_Dataset records_
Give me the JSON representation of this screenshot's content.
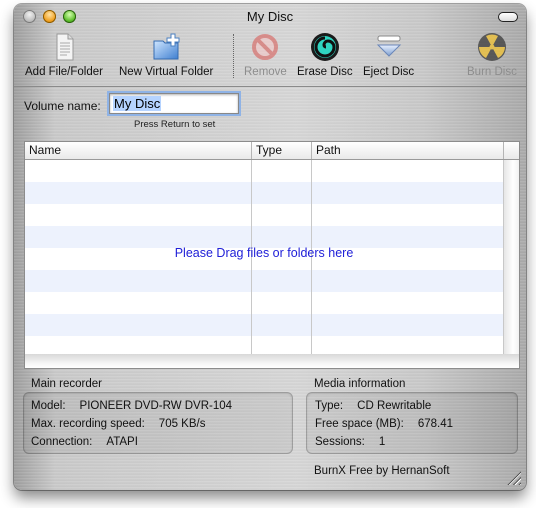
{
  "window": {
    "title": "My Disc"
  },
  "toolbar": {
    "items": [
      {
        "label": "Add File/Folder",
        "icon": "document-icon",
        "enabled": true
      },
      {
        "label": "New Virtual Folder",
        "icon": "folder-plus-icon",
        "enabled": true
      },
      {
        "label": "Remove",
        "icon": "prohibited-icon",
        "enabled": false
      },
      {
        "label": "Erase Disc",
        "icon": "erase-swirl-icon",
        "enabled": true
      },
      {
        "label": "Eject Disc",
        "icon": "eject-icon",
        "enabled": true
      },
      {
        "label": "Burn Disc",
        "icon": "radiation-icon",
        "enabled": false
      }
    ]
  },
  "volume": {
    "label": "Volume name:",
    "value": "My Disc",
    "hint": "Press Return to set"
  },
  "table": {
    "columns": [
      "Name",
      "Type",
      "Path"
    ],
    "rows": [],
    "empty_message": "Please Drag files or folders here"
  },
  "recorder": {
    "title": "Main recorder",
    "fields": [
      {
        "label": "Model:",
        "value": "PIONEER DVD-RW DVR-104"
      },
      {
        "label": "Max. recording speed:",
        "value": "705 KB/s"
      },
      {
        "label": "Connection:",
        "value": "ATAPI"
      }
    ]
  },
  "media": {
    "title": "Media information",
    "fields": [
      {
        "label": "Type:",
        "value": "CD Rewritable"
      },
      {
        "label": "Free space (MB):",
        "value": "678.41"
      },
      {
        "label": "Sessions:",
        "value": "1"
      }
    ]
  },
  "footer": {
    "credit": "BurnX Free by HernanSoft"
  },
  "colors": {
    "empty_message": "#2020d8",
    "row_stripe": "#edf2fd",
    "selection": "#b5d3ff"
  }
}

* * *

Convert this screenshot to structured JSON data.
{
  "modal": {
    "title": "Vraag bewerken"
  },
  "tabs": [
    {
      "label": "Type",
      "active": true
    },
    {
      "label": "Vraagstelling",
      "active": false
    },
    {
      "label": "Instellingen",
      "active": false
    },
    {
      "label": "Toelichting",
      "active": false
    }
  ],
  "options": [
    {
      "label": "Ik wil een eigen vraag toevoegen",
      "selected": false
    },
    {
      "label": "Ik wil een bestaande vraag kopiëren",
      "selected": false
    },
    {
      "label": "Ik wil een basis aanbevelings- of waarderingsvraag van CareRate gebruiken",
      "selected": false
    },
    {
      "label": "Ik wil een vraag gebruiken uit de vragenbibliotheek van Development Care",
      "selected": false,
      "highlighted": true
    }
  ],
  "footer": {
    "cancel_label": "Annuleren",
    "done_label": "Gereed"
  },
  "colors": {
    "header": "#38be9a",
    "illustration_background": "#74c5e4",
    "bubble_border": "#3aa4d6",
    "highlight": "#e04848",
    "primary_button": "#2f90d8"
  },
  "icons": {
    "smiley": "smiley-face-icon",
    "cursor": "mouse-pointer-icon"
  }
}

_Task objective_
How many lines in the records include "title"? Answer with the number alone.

_Worked solution_
4